I’m just going to cut right to the chase. I’m not going to waste words trying to build up to a huge climax. Let’s get right to it. I recently ate humble pie, and it’s awful! Believe me, you don’t want the “recipe” for this one. Take me at my word…do everything you can to avoid ever having to chew one morsel of the thing. It’s not worth the “extra calories”.
A disclaimer for my English as a Second Language readers: “humble pie” is an expression in the English language meaning “to face humiliation and subsequently apologize for a serious mistake”. No – it’s not an actual dessert.
I digress. In all seriousness, I can say that I’ve always felt I relate well to all kinds of people. What’s pretty comical about that statement is that I’m an introvert. People that have met me “in real life” are typically shocked by that admittance. Allow me to explain… I’m not shy. I’m not afraid of people. Yes…I am a public speaker and don’t mind sharing before a crowd. But…here’s where the introverted part of me really shows up…I get renewed and reenergized by alone time. While I truly love people, my energy is sapped when I have to be around people for too long and don’t get quality quiet time alone.
I digress again. Back to the relating to people statement. In my childhood, I had friends in “all crowds”. I was not a clique person. While I hung out mostly with people I had the most classes with or did extracurricular activities with (at least by the time I was in high school), I truly had friends from all walks of life. That was something that actually made me happy. I have always loved humanity and can typically find something good in all people. It also didn’t hurt that I came from a background of dysfunction and abuse and learned early on to treat people with respect and love, because you never know what they might be secretly dealing with.
As I grew older and entered the world of adulthood, I felt I maintained that sense of character…always trying to cheer for the underdog, to be compassionate towards those not deserving of compassion, and to not pass judgment on anyone. I felt I carried out that role well. At least, that’s what I thought.
It wasn’t until I experienced my first (and hopefully only) piece of humble pie did the Lord truly reveal the ugliness of my heart. It’s easy to say I’m one way, but what do I secretly think about that person? You know the type? Perhaps it’s…
*the person waiting on the street corner with a cardboard sign
*the single mom or dad in line at the grocery store paying for groceries with food stamps only to follow the food stamp purchase with a cash purchase for alcohol and cigarettes
*the child in your son or daughter’s classroom who continually brings your child to tears with crass comments
*the angry senior citizen working in the fast food drive-thru well past the “normal” retirement age
*the group of moms who get together for weekly playdates with their toddlers to gossip about why you can’t join them again
*the family who always shows up late for every event with another lame excuse for their tardiness
Maybe you’ve never secretly judged anyone in the above examples, but perhaps you can think of another example that better fits what I’m trying to get across. We all do it. Admit it. Maybe not routinely, but we all judge people who aren’t like us. We make pre-conceived opinions about why a person does what they do, why they behave the way they do, what they could have done differently to avoid a situation they now find themselves in. We also make “I’ll never…” statements. You know the ones. “I may do ______ (you fill in the blank), but I’ll never do ________ (again, fill in the blank).” I’ve done it too. And recently, I found myself face-to-face with a situation I just knew I’d never personally experience. That’s when I ate the humble pie.

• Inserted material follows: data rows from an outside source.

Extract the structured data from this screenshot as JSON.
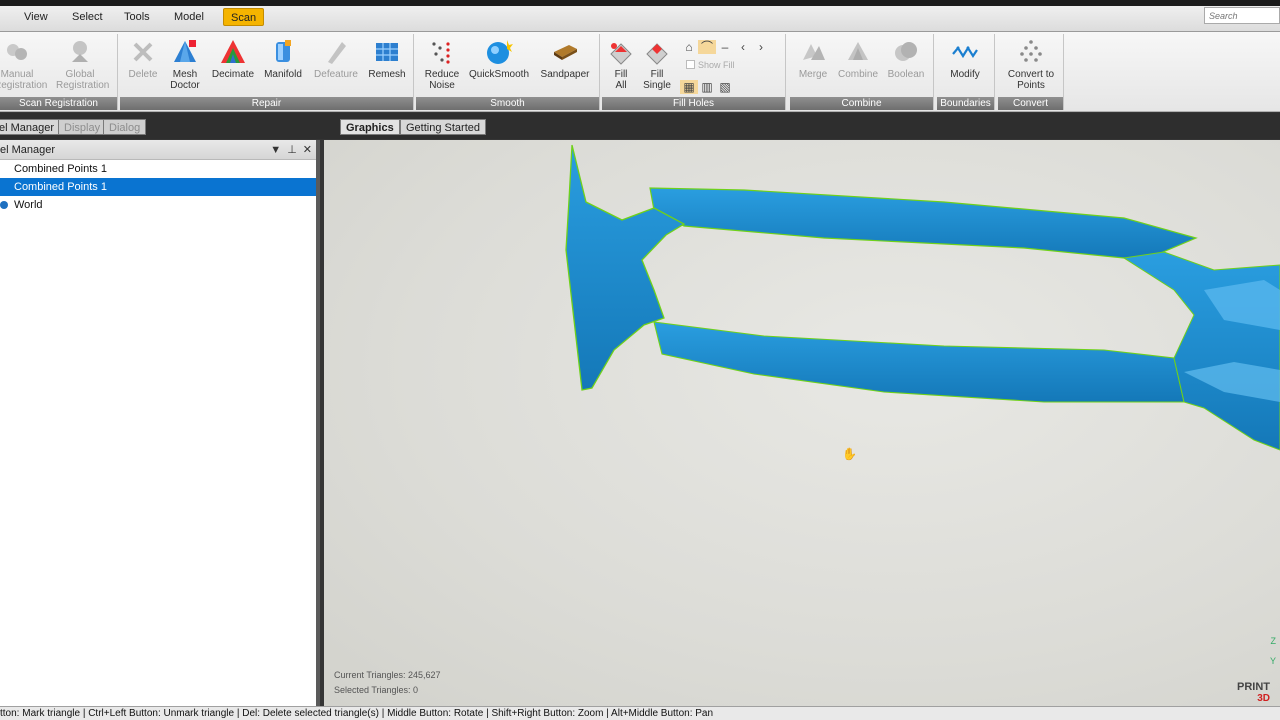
{
  "menu": {
    "items": [
      "View",
      "Select",
      "Tools",
      "Model",
      "Scan"
    ],
    "active": "Scan",
    "search_placeholder": "Search"
  },
  "ribbon": {
    "groups": {
      "scan_registration": {
        "label": "Scan Registration",
        "tools": [
          {
            "label": "Manual\nRegistration",
            "icon": "manual-registration-icon",
            "enabled": false
          },
          {
            "label": "Global\nRegistration",
            "icon": "global-registration-icon",
            "enabled": false
          }
        ]
      },
      "repair": {
        "label": "Repair",
        "tools": [
          {
            "label": "Delete",
            "icon": "delete-icon",
            "enabled": false
          },
          {
            "label": "Mesh\nDoctor",
            "icon": "mesh-doctor-icon",
            "enabled": true
          },
          {
            "label": "Decimate",
            "icon": "decimate-icon",
            "enabled": true
          },
          {
            "label": "Manifold",
            "icon": "manifold-icon",
            "enabled": true
          },
          {
            "label": "Defeature",
            "icon": "defeature-icon",
            "enabled": false
          },
          {
            "label": "Remesh",
            "icon": "remesh-icon",
            "enabled": true
          }
        ]
      },
      "smooth": {
        "label": "Smooth",
        "tools": [
          {
            "label": "Reduce\nNoise",
            "icon": "reduce-noise-icon",
            "enabled": true
          },
          {
            "label": "QuickSmooth",
            "icon": "quicksmooth-icon",
            "enabled": true
          },
          {
            "label": "Sandpaper",
            "icon": "sandpaper-icon",
            "enabled": true
          }
        ]
      },
      "fill_holes": {
        "label": "Fill Holes",
        "tools": [
          {
            "label": "Fill\nAll",
            "icon": "fill-all-icon",
            "enabled": true
          },
          {
            "label": "Fill\nSingle",
            "icon": "fill-single-icon",
            "enabled": true
          }
        ],
        "show_fill": "Show Fill"
      },
      "combine": {
        "label": "Combine",
        "tools": [
          {
            "label": "Merge",
            "icon": "merge-icon",
            "enabled": false
          },
          {
            "label": "Combine",
            "icon": "combine-icon",
            "enabled": false
          },
          {
            "label": "Boolean",
            "icon": "boolean-icon",
            "enabled": false
          }
        ]
      },
      "boundaries": {
        "label": "Boundaries",
        "tools": [
          {
            "label": "Modify",
            "icon": "modify-icon",
            "enabled": true
          }
        ]
      },
      "convert": {
        "label": "Convert",
        "tools": [
          {
            "label": "Convert to\nPoints",
            "icon": "convert-to-points-icon",
            "enabled": true
          }
        ]
      }
    }
  },
  "left_tabs": [
    "el Manager",
    "Display",
    "Dialog"
  ],
  "viewport_tabs": [
    "Graphics",
    "Getting Started"
  ],
  "panel": {
    "title": "el Manager",
    "tree": [
      {
        "label": "Combined Points 1",
        "selected": false
      },
      {
        "label": "Combined Points 1",
        "selected": true
      },
      {
        "label": "World",
        "selected": false
      }
    ]
  },
  "viewport": {
    "current_triangles": "Current Triangles: 245,627",
    "selected_triangles": "Selected Triangles: 0",
    "brand": "PRINT",
    "brand_sub": "3D",
    "axis_y": "Y",
    "axis_z": "Z",
    "mesh_color": "#1d8fd0",
    "edge_color": "#6fd11a"
  },
  "status": {
    "text": "tton: Mark triangle | Ctrl+Left Button: Unmark triangle | Del: Delete selected triangle(s) | Middle Button: Rotate | Shift+Right Button: Zoom | Alt+Middle Button: Pan"
  }
}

God graciously and mercifully reminded me that this sanctification process is tough work. He can’t fully use me – at least not in the way He intends to – until I come to the end of myself. I ate the humble pie. I came face-to-face with my ugliness. I had to repent of my sinful nature…of the pride still living inside me, and it was then God spoke to my heart,
And now, my daughter, we can really get to work. My plans for you have only just begun.
I caution you, with love…to never say never. Just when you think you’ll never find yourself in a specific situation is the exact time God might choose to show you otherwise. Allow me to spare you the heartache of eating that humble pie. But, if you have already eaten it, just know there is still hope. God hasn’t given up on you, so you shouldn’t give up on yourself. Repent of your sin, graciously accept whatever “punishment” might come as a penalty for your sin, dust yourself off, and walk forward in victory, because the battle has already been won!